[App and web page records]

------------

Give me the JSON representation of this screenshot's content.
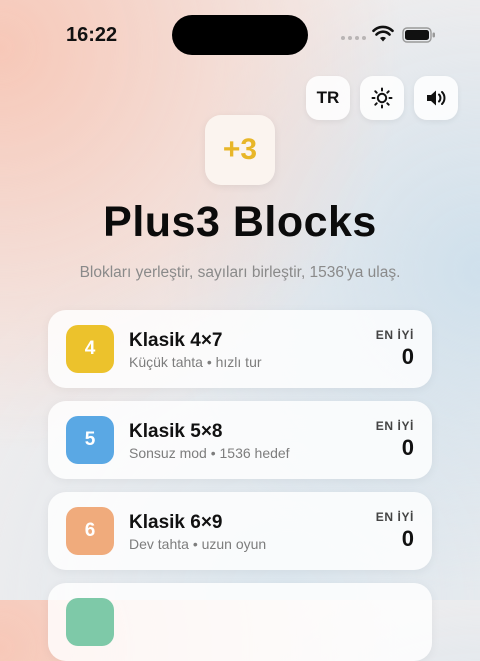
{
  "status": {
    "time": "16:22"
  },
  "toolbar": {
    "language_label": "TR",
    "theme_icon": "sun-icon",
    "sound_icon": "speaker-icon"
  },
  "app": {
    "logo_text": "+3",
    "title": "Plus3 Blocks",
    "subtitle": "Blokları yerleştir, sayıları birleştir, 1536'ya ulaş."
  },
  "colors": {
    "logo_text": "#e8b628",
    "badge_4x7": "#ecc22c",
    "badge_5x8": "#5aa8e4",
    "badge_6x9": "#f0ab7c",
    "badge_next": "#7ec9a8"
  },
  "modes": [
    {
      "badge": "4",
      "name": "Klasik 4×7",
      "desc": "Küçük tahta • hızlı tur",
      "best_label": "EN İYİ",
      "best": "0"
    },
    {
      "badge": "5",
      "name": "Klasik 5×8",
      "desc": "Sonsuz mod • 1536 hedef",
      "best_label": "EN İYİ",
      "best": "0"
    },
    {
      "badge": "6",
      "name": "Klasik 6×9",
      "desc": "Dev tahta • uzun oyun",
      "best_label": "EN İYİ",
      "best": "0"
    }
  ]
}
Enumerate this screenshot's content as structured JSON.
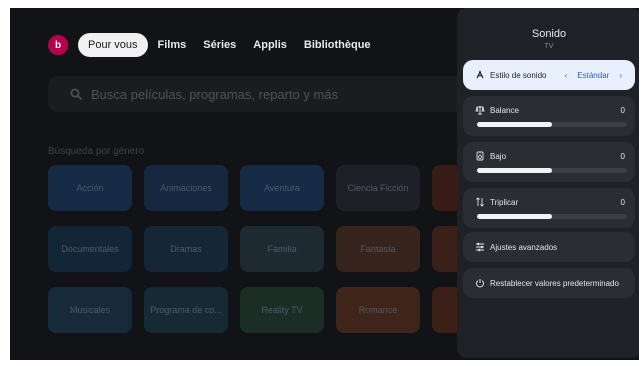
{
  "nav": {
    "avatar_letter": "b",
    "tabs": [
      "Pour vous",
      "Films",
      "Séries",
      "Applis",
      "Bibliothèque"
    ]
  },
  "search": {
    "placeholder": "Busca películas, programas, reparto y más"
  },
  "genres": {
    "title": "Búsqueda por género",
    "tiles": [
      {
        "label": "Acción",
        "color": "#152a45"
      },
      {
        "label": "Animaciones",
        "color": "#15283f"
      },
      {
        "label": "Aventura",
        "color": "#142a45"
      },
      {
        "label": "Ciencia Ficción",
        "color": "#1e2028"
      },
      {
        "label": "",
        "color": "#3a1c17"
      },
      {
        "label": "Documentales",
        "color": "#132638"
      },
      {
        "label": "Dramas",
        "color": "#152637"
      },
      {
        "label": "Familia",
        "color": "#1d2a32"
      },
      {
        "label": "Fantasía",
        "color": "#37241d"
      },
      {
        "label": "",
        "color": "#3b1f19"
      },
      {
        "label": "Musicales",
        "color": "#172a3a"
      },
      {
        "label": "Programa de co...",
        "color": "#162a36"
      },
      {
        "label": "Reality TV",
        "color": "#1a2e26"
      },
      {
        "label": "Romance",
        "color": "#3e2419"
      },
      {
        "label": "",
        "color": "#3c2017"
      }
    ]
  },
  "panel": {
    "title": "Sonido",
    "subtitle": "TV",
    "sound_style": {
      "label": "Estilo de sonido",
      "value": "Estándar",
      "prev": "‹",
      "next": "›"
    },
    "sliders": [
      {
        "label": "Balance",
        "value": "0",
        "level": 0.5
      },
      {
        "label": "Bajo",
        "value": "0",
        "level": 0.5
      },
      {
        "label": "Triplicar",
        "value": "0",
        "level": 0.5
      }
    ],
    "advanced": "Ajustes avanzados",
    "reset": "Restablecer valores predeterminado"
  }
}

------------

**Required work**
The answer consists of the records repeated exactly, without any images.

**Reply to the exercise**
Give me the JSON representation of this screenshot's content.
{
  "status": {
    "time": "16:22"
  },
  "toolbar": {
    "language_label": "TR",
    "theme_icon": "sun-icon",
    "sound_icon": "speaker-icon"
  },
  "app": {
    "logo_text": "+3",
    "title": "Plus3 Blocks",
    "subtitle": "Blokları yerleştir, sayıları birleştir, 1536'ya ulaş."
  },
  "colors": {
    "logo_text": "#e8b628",
    "badge_4x7": "#ecc22c",
    "badge_5x8": "#5aa8e4",
    "badge_6x9": "#f0ab7c",
    "badge_next": "#7ec9a8"
  },
  "modes": [
    {
      "badge": "4",
      "name": "Klasik 4×7",
      "desc": "Küçük tahta • hızlı tur",
      "best_label": "EN İYİ",
      "best": "0"
    },
    {
      "badge": "5",
      "name": "Klasik 5×8",
      "desc": "Sonsuz mod • 1536 hedef",
      "best_label": "EN İYİ",
      "best": "0"
    },
    {
      "badge": "6",
      "name": "Klasik 6×9",
      "desc": "Dev tahta • uzun oyun",
      "best_label": "EN İYİ",
      "best": "0"
    }
  ]
}
Enumerate this screenshot's content as structured JSON.
{
  "nav": {
    "avatar_letter": "b",
    "tabs": [
      "Pour vous",
      "Films",
      "Séries",
      "Applis",
      "Bibliothèque"
    ]
  },
  "search": {
    "placeholder": "Busca películas, programas, reparto y más"
  },
  "genres": {
    "title": "Búsqueda por género",
    "tiles": [
      {
        "label": "Acción",
        "color": "#152a45"
      },
      {
        "label": "Animaciones",
        "color": "#15283f"
      },
      {
        "label": "Aventura",
        "color": "#142a45"
      },
      {
        "label": "Ciencia Ficción",
        "color": "#1e2028"
      },
      {
        "label": "",
        "color": "#3a1c17"
      },
      {
        "label": "Documentales",
        "color": "#132638"
      },
      {
        "label": "Dramas",
        "color": "#152637"
      },
      {
        "label": "Familia",
        "color": "#1d2a32"
      },
      {
        "label": "Fantasía",
        "color": "#37241d"
      },
      {
        "label": "",
        "color": "#3b1f19"
      },
      {
        "label": "Musicales",
        "color": "#172a3a"
      },
      {
        "label": "Programa de co...",
        "color": "#162a36"
      },
      {
        "label": "Reality TV",
        "color": "#1a2e26"
      },
      {
        "label": "Romance",
        "color": "#3e2419"
      },
      {
        "label": "",
        "color": "#3c2017"
      }
    ]
  },
  "panel": {
    "title": "Sonido",
    "subtitle": "TV",
    "sound_style": {
      "label": "Estilo de sonido",
      "value": "Estándar",
      "prev": "‹",
      "next": "›"
    },
    "sliders": [
      {
        "label": "Balance",
        "value": "0",
        "level": 0.5
      },
      {
        "label": "Bajo",
        "value": "0",
        "level": 0.5
      },
      {
        "label": "Triplicar",
        "value": "0",
        "level": 0.5
      }
    ],
    "advanced": "Ajustes avanzados",
    "reset": "Restablecer valores predeterminado"
  }
}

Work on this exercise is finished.